------ Record extracts
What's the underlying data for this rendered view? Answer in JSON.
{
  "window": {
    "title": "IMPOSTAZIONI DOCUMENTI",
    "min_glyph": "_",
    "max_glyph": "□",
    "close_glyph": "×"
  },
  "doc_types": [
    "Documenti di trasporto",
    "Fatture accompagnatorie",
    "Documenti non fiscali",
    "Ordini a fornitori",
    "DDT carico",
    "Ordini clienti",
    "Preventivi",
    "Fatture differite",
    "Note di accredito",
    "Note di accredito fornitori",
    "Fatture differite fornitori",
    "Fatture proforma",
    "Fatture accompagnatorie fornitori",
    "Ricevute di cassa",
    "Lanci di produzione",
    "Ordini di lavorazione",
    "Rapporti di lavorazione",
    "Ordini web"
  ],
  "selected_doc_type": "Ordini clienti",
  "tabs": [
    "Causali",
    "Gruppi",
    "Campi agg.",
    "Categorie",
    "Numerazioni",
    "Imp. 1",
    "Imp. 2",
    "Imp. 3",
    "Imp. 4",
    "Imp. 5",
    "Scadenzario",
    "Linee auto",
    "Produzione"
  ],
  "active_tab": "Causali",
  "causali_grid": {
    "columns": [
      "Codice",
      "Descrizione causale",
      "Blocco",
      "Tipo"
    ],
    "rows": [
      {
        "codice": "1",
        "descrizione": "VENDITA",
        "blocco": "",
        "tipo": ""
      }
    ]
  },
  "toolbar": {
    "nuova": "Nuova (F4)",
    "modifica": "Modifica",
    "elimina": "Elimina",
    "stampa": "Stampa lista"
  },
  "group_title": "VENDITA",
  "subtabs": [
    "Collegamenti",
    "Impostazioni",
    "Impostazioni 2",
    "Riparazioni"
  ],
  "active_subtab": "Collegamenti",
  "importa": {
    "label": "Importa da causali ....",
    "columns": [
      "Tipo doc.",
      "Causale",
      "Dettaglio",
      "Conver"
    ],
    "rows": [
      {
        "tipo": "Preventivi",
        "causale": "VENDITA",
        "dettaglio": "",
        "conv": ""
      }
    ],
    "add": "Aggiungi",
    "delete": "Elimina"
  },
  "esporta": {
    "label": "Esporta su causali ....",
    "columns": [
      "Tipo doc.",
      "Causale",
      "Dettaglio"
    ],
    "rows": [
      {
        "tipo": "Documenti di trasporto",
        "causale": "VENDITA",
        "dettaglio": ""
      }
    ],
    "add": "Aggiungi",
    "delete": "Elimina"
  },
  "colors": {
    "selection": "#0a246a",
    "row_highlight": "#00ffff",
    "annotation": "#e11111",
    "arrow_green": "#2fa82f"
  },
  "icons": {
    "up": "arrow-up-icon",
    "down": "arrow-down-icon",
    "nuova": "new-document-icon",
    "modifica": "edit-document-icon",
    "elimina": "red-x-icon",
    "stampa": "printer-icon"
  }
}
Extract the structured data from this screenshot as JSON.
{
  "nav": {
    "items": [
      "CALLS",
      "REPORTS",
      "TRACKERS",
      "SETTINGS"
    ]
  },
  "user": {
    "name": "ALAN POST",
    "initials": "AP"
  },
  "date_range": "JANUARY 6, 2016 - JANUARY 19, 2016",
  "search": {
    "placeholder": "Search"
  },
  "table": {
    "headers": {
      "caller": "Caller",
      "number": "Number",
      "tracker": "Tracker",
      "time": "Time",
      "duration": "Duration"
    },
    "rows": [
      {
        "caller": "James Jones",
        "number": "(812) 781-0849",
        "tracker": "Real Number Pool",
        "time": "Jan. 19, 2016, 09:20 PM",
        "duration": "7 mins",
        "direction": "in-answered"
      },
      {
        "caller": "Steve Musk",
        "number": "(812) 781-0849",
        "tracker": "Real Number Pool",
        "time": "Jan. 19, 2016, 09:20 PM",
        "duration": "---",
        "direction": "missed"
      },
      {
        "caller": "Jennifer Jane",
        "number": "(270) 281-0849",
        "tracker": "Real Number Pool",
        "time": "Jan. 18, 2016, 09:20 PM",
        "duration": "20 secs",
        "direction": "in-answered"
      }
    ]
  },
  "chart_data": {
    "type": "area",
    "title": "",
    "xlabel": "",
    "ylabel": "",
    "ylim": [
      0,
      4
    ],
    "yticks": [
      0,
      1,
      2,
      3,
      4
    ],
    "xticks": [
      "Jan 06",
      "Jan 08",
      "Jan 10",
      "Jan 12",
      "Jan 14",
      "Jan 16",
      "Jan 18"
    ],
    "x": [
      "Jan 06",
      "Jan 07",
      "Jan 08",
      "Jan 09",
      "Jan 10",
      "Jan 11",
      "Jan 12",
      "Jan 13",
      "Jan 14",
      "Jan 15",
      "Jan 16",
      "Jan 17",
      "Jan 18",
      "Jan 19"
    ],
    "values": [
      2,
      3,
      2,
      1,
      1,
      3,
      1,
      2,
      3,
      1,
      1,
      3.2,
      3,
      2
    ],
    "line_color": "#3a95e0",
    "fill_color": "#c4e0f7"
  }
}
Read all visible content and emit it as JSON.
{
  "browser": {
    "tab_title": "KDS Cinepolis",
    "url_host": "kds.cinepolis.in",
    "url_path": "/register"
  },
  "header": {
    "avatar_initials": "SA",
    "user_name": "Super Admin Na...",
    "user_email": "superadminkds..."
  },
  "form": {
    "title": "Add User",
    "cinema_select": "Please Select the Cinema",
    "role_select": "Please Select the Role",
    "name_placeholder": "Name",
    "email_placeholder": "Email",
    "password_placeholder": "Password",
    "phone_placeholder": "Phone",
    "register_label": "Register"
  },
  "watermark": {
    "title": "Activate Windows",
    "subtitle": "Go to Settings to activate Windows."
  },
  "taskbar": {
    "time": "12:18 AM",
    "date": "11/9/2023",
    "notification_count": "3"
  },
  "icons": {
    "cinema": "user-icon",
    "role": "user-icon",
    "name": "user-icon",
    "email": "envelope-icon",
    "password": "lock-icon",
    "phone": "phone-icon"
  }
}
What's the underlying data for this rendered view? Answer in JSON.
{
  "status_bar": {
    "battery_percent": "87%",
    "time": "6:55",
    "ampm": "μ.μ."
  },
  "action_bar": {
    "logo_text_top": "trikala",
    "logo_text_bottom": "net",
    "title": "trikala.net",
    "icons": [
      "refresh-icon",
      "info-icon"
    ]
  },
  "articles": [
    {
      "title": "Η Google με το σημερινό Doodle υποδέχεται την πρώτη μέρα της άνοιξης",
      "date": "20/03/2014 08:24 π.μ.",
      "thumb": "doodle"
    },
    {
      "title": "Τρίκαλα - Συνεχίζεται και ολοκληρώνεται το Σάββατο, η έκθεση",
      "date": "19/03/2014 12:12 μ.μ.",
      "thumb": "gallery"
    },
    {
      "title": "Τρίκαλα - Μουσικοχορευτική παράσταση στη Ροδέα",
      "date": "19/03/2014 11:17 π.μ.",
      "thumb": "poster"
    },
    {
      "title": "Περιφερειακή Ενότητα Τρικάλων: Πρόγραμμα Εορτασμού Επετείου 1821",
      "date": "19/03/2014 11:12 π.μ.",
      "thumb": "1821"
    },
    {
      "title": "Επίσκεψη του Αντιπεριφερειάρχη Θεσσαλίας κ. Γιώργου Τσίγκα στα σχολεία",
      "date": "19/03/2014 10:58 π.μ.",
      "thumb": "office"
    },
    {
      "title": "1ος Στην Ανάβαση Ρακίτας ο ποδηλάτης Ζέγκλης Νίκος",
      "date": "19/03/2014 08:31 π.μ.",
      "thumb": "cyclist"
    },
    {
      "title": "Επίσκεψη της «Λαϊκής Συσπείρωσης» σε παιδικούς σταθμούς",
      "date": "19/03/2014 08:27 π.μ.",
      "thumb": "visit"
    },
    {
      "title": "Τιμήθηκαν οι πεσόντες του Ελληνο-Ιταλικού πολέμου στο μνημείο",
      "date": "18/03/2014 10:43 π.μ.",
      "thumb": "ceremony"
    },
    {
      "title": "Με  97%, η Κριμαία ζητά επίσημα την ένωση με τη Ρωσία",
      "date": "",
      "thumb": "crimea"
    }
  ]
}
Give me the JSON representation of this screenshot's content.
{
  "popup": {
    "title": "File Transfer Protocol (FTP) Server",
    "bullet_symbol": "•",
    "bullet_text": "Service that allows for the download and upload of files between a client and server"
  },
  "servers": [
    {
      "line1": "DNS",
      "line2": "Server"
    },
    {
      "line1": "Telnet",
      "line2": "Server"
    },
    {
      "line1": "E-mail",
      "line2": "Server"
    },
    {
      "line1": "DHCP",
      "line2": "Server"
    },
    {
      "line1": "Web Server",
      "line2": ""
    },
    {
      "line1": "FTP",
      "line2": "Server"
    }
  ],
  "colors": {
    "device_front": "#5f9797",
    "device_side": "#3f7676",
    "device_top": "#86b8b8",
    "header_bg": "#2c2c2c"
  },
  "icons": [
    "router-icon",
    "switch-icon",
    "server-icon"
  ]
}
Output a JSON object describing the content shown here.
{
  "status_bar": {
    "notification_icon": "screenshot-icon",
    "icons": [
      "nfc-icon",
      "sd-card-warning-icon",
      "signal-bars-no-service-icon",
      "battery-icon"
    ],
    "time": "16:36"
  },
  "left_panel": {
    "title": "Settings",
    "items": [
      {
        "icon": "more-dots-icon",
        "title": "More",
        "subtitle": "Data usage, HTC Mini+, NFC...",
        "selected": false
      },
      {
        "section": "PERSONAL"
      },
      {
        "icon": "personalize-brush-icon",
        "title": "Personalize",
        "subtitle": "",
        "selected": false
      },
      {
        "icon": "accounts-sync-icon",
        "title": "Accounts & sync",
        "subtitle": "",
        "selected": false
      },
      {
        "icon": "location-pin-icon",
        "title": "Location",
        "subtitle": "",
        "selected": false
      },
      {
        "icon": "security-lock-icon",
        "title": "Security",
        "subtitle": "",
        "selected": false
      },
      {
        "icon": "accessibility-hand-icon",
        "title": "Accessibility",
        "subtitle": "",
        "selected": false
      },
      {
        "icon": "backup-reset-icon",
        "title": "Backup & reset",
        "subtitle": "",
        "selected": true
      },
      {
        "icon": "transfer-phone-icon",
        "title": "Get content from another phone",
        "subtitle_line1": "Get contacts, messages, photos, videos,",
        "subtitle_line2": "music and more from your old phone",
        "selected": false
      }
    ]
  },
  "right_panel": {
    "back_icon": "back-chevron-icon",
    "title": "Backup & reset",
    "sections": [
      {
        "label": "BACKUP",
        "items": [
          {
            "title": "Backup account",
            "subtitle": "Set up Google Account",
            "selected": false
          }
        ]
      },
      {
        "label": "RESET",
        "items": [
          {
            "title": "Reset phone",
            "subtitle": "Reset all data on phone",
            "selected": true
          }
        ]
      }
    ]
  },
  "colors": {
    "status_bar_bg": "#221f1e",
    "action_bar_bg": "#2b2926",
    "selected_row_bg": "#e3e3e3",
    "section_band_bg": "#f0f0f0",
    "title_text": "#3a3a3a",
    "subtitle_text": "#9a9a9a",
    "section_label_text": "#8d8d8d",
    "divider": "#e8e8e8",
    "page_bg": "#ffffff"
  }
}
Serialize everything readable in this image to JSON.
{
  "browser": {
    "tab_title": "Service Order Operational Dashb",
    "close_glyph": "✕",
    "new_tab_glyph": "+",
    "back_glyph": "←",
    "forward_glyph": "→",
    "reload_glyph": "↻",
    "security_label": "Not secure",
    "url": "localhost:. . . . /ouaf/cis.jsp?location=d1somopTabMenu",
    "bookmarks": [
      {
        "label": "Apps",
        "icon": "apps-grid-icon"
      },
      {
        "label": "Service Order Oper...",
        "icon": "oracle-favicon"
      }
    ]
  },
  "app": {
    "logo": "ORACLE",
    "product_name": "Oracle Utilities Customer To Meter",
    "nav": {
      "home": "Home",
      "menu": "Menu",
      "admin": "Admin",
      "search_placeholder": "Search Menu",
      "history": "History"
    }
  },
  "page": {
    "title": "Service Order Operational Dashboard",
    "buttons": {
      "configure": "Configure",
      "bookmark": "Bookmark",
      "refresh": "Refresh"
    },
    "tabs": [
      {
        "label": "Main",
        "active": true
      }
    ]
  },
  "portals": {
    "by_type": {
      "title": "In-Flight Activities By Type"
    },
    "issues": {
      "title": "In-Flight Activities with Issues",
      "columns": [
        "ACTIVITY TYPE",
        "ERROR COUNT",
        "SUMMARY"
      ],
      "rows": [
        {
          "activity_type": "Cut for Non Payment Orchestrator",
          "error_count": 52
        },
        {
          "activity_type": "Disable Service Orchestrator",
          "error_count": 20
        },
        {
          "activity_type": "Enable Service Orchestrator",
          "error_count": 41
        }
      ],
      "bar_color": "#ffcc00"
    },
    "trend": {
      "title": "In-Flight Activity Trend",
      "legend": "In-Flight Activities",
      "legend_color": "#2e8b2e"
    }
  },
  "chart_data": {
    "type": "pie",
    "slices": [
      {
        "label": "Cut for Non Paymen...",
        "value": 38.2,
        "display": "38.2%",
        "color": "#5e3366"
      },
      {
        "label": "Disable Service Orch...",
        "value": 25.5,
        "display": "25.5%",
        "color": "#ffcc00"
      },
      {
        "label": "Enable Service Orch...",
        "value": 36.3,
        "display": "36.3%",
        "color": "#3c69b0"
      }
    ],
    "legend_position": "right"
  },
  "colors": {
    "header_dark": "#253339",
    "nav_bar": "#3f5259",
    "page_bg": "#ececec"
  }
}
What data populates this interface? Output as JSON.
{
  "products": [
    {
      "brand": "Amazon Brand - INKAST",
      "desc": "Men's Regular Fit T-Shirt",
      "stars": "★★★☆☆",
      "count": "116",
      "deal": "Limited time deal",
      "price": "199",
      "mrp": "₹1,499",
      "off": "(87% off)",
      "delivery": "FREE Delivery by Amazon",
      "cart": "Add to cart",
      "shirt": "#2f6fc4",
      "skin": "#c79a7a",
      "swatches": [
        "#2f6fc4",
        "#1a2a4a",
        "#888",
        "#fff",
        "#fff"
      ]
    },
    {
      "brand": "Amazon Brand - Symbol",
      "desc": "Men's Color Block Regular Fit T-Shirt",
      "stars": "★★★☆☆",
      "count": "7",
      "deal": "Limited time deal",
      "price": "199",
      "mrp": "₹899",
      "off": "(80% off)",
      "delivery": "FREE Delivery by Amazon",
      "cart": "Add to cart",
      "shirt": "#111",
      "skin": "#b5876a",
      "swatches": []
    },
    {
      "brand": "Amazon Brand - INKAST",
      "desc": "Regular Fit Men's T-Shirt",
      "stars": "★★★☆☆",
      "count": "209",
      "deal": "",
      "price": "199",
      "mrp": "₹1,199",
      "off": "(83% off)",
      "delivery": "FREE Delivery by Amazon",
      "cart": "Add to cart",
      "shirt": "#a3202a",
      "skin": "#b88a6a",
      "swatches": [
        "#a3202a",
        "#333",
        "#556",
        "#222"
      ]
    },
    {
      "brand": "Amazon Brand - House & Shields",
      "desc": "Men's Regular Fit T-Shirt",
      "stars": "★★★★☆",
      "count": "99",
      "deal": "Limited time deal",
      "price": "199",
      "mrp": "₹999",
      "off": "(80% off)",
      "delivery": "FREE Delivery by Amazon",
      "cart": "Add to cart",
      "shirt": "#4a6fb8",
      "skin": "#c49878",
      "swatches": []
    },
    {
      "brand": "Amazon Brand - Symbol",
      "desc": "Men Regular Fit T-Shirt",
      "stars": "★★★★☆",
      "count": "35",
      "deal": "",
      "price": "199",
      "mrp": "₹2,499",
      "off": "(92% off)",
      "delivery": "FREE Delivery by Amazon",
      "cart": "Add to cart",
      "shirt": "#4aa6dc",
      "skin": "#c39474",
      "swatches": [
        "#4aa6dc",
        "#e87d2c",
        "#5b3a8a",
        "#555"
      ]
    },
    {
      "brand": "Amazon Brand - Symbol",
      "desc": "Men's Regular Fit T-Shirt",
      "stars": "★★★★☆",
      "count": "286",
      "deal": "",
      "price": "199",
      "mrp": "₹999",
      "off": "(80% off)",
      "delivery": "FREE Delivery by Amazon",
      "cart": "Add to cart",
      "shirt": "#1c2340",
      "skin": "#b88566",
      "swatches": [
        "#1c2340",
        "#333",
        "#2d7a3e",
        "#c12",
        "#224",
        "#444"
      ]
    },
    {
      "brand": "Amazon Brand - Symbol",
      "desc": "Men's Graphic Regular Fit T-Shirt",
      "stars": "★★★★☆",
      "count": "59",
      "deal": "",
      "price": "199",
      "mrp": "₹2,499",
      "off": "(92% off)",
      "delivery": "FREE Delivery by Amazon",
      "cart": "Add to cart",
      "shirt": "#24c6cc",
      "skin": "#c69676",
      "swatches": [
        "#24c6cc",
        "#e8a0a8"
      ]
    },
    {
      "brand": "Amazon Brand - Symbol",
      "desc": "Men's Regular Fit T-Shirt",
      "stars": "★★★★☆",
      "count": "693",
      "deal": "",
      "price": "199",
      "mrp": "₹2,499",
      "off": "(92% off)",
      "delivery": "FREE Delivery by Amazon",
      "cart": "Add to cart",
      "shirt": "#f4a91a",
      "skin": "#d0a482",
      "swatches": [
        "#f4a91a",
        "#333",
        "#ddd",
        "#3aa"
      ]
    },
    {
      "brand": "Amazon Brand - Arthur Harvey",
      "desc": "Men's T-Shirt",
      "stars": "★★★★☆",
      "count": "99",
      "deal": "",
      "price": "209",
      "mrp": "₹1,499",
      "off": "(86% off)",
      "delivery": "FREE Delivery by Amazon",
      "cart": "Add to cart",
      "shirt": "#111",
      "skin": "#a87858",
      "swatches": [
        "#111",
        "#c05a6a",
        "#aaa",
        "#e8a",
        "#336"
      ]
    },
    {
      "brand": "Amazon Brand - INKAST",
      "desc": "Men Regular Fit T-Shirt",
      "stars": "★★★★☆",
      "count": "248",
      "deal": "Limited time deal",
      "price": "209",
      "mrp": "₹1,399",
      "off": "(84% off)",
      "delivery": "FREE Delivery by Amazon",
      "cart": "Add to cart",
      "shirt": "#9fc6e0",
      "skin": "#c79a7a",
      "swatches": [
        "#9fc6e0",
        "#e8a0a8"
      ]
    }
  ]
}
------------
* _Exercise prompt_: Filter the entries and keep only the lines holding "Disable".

* _Answer section_:
          "activity_type": "Disable Service Orchestrator",
        "label": "Disable Service Orch...",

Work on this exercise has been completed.